* **What you will do**
An exact copy of the data is needed, one that excludes all pictures.

* **Recorded data**

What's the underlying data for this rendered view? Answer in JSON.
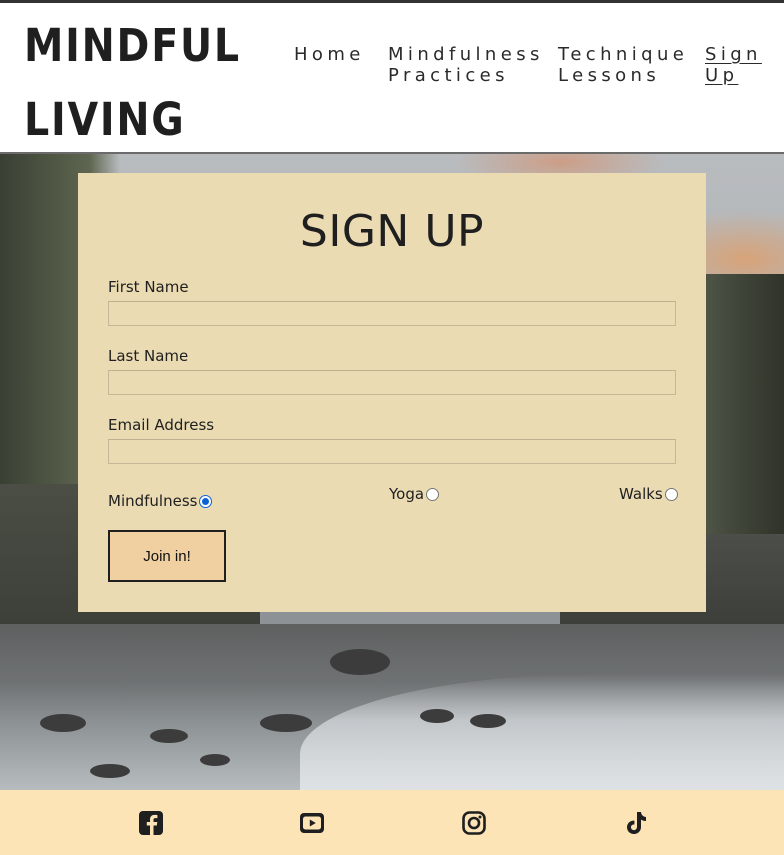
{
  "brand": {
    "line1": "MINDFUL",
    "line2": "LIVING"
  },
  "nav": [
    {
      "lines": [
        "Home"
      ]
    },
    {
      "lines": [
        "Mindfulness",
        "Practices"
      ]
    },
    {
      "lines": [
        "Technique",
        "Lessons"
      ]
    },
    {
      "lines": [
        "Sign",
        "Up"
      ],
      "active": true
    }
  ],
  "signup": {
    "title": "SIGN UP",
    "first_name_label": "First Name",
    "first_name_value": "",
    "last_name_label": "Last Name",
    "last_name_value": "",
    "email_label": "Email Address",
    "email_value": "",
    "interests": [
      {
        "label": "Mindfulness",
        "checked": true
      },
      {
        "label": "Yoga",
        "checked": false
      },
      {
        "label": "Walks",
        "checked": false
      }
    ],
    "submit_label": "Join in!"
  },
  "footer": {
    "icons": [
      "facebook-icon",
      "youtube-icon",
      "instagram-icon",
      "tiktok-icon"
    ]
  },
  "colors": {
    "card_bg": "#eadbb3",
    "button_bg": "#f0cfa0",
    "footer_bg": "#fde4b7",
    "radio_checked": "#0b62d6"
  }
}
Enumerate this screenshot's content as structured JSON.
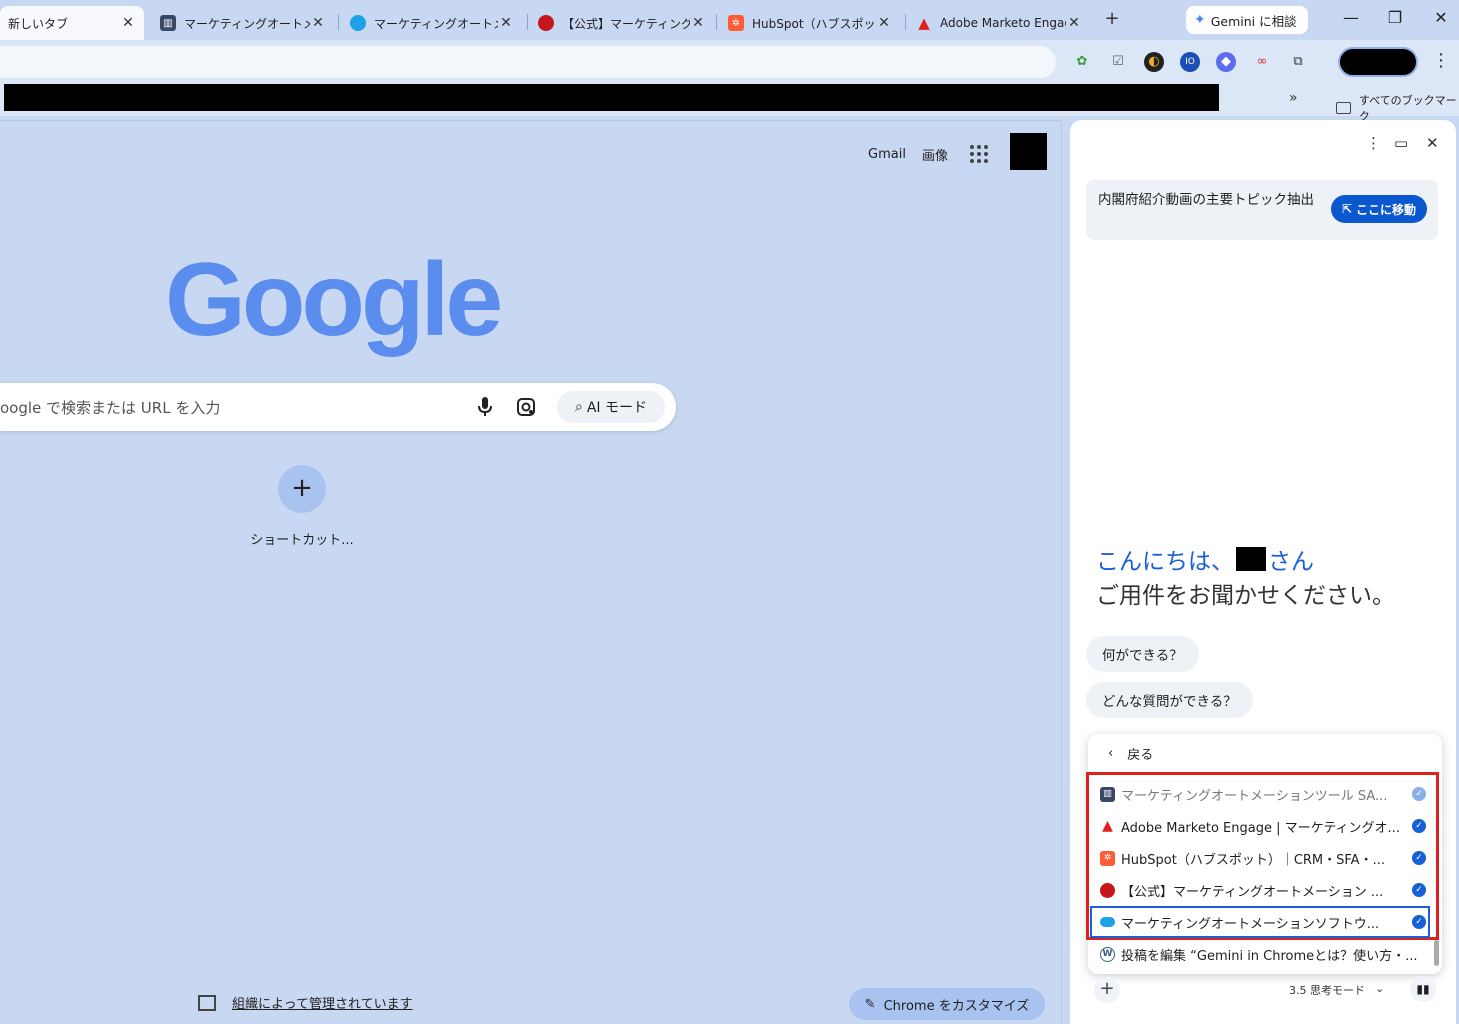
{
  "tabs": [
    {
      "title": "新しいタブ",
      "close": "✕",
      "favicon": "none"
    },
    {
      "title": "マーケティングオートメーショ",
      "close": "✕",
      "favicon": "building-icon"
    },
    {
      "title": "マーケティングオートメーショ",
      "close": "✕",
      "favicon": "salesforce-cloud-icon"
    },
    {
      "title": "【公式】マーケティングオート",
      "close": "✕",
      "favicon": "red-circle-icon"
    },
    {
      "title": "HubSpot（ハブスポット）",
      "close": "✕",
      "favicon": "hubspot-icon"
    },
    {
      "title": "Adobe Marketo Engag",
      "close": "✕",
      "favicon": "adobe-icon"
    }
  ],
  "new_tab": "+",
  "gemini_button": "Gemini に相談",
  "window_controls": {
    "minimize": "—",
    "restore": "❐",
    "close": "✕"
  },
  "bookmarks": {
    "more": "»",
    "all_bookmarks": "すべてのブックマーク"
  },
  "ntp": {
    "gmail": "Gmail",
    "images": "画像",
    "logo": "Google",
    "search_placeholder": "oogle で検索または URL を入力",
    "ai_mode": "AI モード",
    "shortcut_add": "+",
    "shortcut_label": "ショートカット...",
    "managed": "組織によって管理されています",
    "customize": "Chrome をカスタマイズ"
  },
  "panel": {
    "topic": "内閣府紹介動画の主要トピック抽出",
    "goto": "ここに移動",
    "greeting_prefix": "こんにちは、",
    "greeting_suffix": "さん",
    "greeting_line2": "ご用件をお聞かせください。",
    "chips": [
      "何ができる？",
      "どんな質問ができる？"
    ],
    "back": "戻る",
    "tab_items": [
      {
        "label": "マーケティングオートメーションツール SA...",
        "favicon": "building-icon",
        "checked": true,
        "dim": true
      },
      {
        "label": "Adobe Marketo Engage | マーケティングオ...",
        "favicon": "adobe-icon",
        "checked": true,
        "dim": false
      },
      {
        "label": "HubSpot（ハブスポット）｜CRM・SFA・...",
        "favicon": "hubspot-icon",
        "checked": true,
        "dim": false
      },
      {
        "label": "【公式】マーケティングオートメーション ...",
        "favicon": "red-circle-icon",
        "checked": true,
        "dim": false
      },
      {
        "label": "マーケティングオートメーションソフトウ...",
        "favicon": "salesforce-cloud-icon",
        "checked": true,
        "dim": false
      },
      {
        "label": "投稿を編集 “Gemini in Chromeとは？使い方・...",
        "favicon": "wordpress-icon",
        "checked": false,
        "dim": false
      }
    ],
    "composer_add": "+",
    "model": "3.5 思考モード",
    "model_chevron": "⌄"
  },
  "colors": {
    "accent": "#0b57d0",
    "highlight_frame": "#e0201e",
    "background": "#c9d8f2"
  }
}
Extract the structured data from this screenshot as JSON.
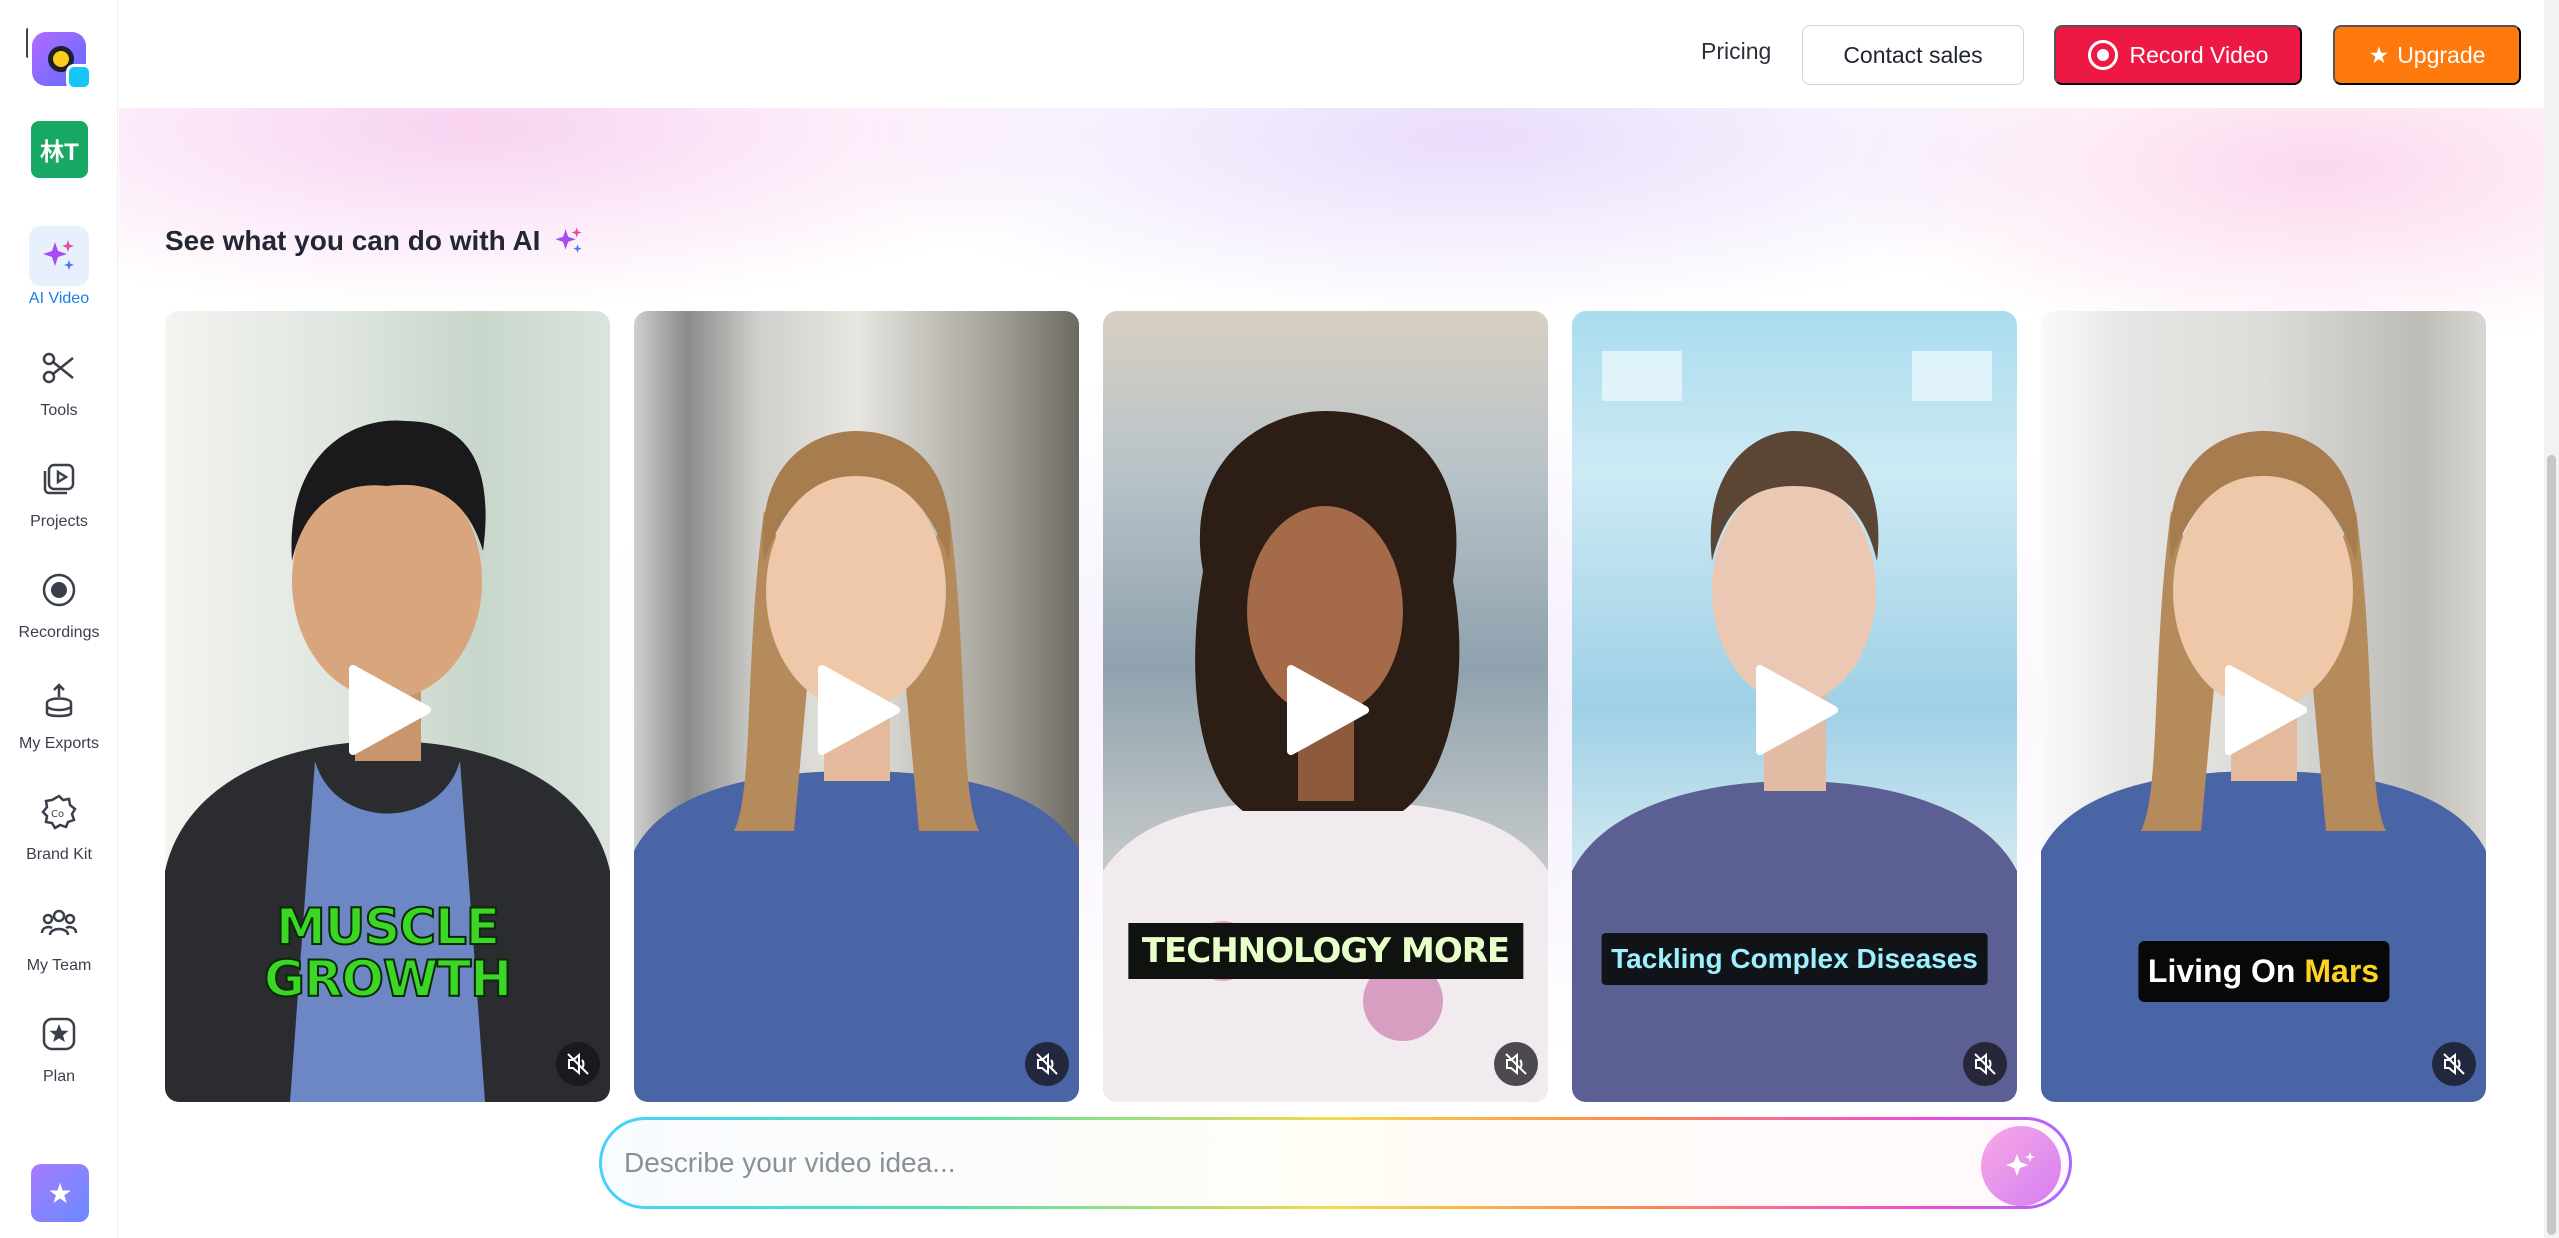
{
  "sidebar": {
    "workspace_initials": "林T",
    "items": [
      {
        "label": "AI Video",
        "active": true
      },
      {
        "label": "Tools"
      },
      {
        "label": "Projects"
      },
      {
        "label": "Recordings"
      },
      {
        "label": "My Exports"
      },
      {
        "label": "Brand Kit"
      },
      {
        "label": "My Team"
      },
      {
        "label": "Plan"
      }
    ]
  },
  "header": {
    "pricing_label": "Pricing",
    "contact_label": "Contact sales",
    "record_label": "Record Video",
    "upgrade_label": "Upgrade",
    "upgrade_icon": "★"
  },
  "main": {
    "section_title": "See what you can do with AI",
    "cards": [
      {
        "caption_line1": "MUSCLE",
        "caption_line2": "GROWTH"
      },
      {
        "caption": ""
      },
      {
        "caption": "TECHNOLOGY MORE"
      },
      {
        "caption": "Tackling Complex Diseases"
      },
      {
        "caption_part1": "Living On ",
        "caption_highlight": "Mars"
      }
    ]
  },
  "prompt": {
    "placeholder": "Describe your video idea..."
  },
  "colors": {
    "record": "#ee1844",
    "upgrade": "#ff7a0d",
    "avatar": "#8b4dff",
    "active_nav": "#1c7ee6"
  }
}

* **Task output**
What's the underlying data for this rendered view? Answer in JSON.
{
  "brand": {
    "line1": "MINDFUL",
    "line2": "LIVING"
  },
  "nav": [
    {
      "lines": [
        "Home"
      ]
    },
    {
      "lines": [
        "Mindfulness",
        "Practices"
      ]
    },
    {
      "lines": [
        "Technique",
        "Lessons"
      ]
    },
    {
      "lines": [
        "Sign",
        "Up"
      ],
      "active": true
    }
  ],
  "signup": {
    "title": "SIGN UP",
    "first_name_label": "First Name",
    "first_name_value": "",
    "last_name_label": "Last Name",
    "last_name_value": "",
    "email_label": "Email Address",
    "email_value": "",
    "interests": [
      {
        "label": "Mindfulness",
        "checked": true
      },
      {
        "label": "Yoga",
        "checked": false
      },
      {
        "label": "Walks",
        "checked": false
      }
    ],
    "submit_label": "Join in!"
  },
  "footer": {
    "icons": [
      "facebook-icon",
      "youtube-icon",
      "instagram-icon",
      "tiktok-icon"
    ]
  },
  "colors": {
    "card_bg": "#eadbb3",
    "button_bg": "#f0cfa0",
    "footer_bg": "#fde4b7",
    "radio_checked": "#0b62d6"
  }
}
Enumerate this screenshot's content as structured JSON.
{
  "tabs": [
    {
      "title": "新しいタブ",
      "close": "✕",
      "favicon": "none"
    },
    {
      "title": "マーケティングオートメーショ",
      "close": "✕",
      "favicon": "building-icon"
    },
    {
      "title": "マーケティングオートメーショ",
      "close": "✕",
      "favicon": "salesforce-cloud-icon"
    },
    {
      "title": "【公式】マーケティングオート",
      "close": "✕",
      "favicon": "red-circle-icon"
    },
    {
      "title": "HubSpot（ハブスポット）",
      "close": "✕",
      "favicon": "hubspot-icon"
    },
    {
      "title": "Adobe Marketo Engag",
      "close": "✕",
      "favicon": "adobe-icon"
    }
  ],
  "new_tab": "+",
  "gemini_button": "Gemini に相談",
  "window_controls": {
    "minimize": "—",
    "restore": "❐",
    "close": "✕"
  },
  "bookmarks": {
    "more": "»",
    "all_bookmarks": "すべてのブックマーク"
  },
  "ntp": {
    "gmail": "Gmail",
    "images": "画像",
    "logo": "Google",
    "search_placeholder": "oogle で検索または URL を入力",
    "ai_mode": "AI モード",
    "shortcut_add": "+",
    "shortcut_label": "ショートカット...",
    "managed": "組織によって管理されています",
    "customize": "Chrome をカスタマイズ"
  },
  "panel": {
    "topic": "内閣府紹介動画の主要トピック抽出",
    "goto": "ここに移動",
    "greeting_prefix": "こんにちは、",
    "greeting_suffix": "さん",
    "greeting_line2": "ご用件をお聞かせください。",
    "chips": [
      "何ができる？",
      "どんな質問ができる？"
    ],
    "back": "戻る",
    "tab_items": [
      {
        "label": "マーケティングオートメーションツール SA...",
        "favicon": "building-icon",
        "checked": true,
        "dim": true
      },
      {
        "label": "Adobe Marketo Engage | マーケティングオ...",
        "favicon": "adobe-icon",
        "checked": true,
        "dim": false
      },
      {
        "label": "HubSpot（ハブスポット）｜CRM・SFA・...",
        "favicon": "hubspot-icon",
        "checked": true,
        "dim": false
      },
      {
        "label": "【公式】マーケティングオートメーション ...",
        "favicon": "red-circle-icon",
        "checked": true,
        "dim": false
      },
      {
        "label": "マーケティングオートメーションソフトウ...",
        "favicon": "salesforce-cloud-icon",
        "checked": true,
        "dim": false
      },
      {
        "label": "投稿を編集 “Gemini in Chromeとは？使い方・...",
        "favicon": "wordpress-icon",
        "checked": false,
        "dim": false
      }
    ],
    "composer_add": "+",
    "model": "3.5 思考モード",
    "model_chevron": "⌄"
  },
  "colors": {
    "accent": "#0b57d0",
    "highlight_frame": "#e0201e",
    "background": "#c9d8f2"
  }
}
Extract the structured data from this screenshot as JSON.
{
  "sidebar": {
    "workspace_initials": "林T",
    "items": [
      {
        "label": "AI Video",
        "active": true
      },
      {
        "label": "Tools"
      },
      {
        "label": "Projects"
      },
      {
        "label": "Recordings"
      },
      {
        "label": "My Exports"
      },
      {
        "label": "Brand Kit"
      },
      {
        "label": "My Team"
      },
      {
        "label": "Plan"
      }
    ]
  },
  "header": {
    "pricing_label": "Pricing",
    "contact_label": "Contact sales",
    "record_label": "Record Video",
    "upgrade_label": "Upgrade",
    "upgrade_icon": "★"
  },
  "main": {
    "section_title": "See what you can do with AI",
    "cards": [
      {
        "caption_line1": "MUSCLE",
        "caption_line2": "GROWTH"
      },
      {
        "caption": ""
      },
      {
        "caption": "TECHNOLOGY MORE"
      },
      {
        "caption": "Tackling Complex Diseases"
      },
      {
        "caption_part1": "Living On ",
        "caption_highlight": "Mars"
      }
    ]
  },
  "prompt": {
    "placeholder": "Describe your video idea..."
  },
  "colors": {
    "record": "#ee1844",
    "upgrade": "#ff7a0d",
    "avatar": "#8b4dff",
    "active_nav": "#1c7ee6"
  }
}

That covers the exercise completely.